For the realization of the optical parts it is necessary to be armed with patience and perseverance, but especially to have the possibility of working in a clean room free from suspended dust.

For the implementation of the mechanical part, a little ingeniousness will be useful, and the access to tools of machining will constitute more notable.

Like any project, it is important to define it as a preliminary well and to ask council near experts, in the clubs of astronomy for example.

The development of optics is a rather long stage, which requires at least a hundred work hours to obtain a good Miroir. The time necessary depends on many parameters, inter alia diameter of the primary education mirror, f/d report/ratio, and of course of the experiment. To cut then to polish a mirror is an art and the precision is reached only after several stages: roughing and cutting with abrasives, polishing, and finally deformations and repeated tests of optics. It is however possible and even current to obtain optical parts of a quality much higher (lambda/15 on the wave instead of lambda/5 classically) than that which one can find in the trade of the Astronomie amateur and that for an often lower price.

The instrument generally produced by the amateurs is the telescope of Newton, which requires to cut then to polish a parabolic primary education mirror. The current and reasonable diameters lie between 150 and 300 mm with a f/d report/ratio higher than 5. More exotic optical formulas can be carried out when a certain experiment is had.

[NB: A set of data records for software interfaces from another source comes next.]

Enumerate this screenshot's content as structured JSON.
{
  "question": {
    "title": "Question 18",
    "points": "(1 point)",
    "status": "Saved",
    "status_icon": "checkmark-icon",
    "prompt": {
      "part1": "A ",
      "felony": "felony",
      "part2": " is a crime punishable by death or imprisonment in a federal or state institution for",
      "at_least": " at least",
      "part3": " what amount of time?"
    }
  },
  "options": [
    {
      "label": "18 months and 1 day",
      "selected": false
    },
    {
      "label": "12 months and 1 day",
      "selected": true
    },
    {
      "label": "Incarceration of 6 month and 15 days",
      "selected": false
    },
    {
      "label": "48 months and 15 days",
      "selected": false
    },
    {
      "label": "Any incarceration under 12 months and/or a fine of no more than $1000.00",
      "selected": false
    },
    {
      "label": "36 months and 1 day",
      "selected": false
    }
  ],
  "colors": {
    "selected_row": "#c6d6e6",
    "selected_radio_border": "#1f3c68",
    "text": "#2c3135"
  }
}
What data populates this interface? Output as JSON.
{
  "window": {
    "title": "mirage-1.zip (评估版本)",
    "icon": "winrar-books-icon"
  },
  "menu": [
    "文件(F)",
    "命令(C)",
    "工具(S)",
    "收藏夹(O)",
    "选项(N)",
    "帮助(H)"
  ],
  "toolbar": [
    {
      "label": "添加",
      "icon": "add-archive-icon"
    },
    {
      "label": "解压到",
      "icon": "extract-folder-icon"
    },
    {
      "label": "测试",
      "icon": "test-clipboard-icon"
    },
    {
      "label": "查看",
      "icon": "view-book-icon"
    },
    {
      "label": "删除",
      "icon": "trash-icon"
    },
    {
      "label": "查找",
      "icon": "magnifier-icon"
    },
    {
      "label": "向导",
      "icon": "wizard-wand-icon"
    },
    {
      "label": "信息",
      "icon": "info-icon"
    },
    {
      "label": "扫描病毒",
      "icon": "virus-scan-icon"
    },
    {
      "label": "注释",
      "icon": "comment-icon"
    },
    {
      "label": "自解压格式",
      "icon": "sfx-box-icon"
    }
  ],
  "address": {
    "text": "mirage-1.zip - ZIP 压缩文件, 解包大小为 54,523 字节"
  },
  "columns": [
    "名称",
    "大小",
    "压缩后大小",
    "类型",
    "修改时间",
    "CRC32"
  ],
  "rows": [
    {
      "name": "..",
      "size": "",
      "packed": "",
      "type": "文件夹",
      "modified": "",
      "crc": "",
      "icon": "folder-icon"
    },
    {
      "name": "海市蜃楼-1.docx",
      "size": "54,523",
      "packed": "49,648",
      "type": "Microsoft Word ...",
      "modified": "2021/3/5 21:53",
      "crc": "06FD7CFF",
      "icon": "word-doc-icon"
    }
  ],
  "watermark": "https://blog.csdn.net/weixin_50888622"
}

Jean Texereau studied these techniques through several articles published in the review Astronomy as from 1939. Its work gave access to instruments differently out of carried astronomers amateurs of the time. Its book the construction of the telescope of amateur is universally regarded as a reference book. Today the commission of the instruments of the astronomical Société of France, from which he was the Secretary a long time, continues its work by accommodating any astronomer amateur eager to produce his own mirror of telescope to the workshop of optics of the Sorbonne in Paris.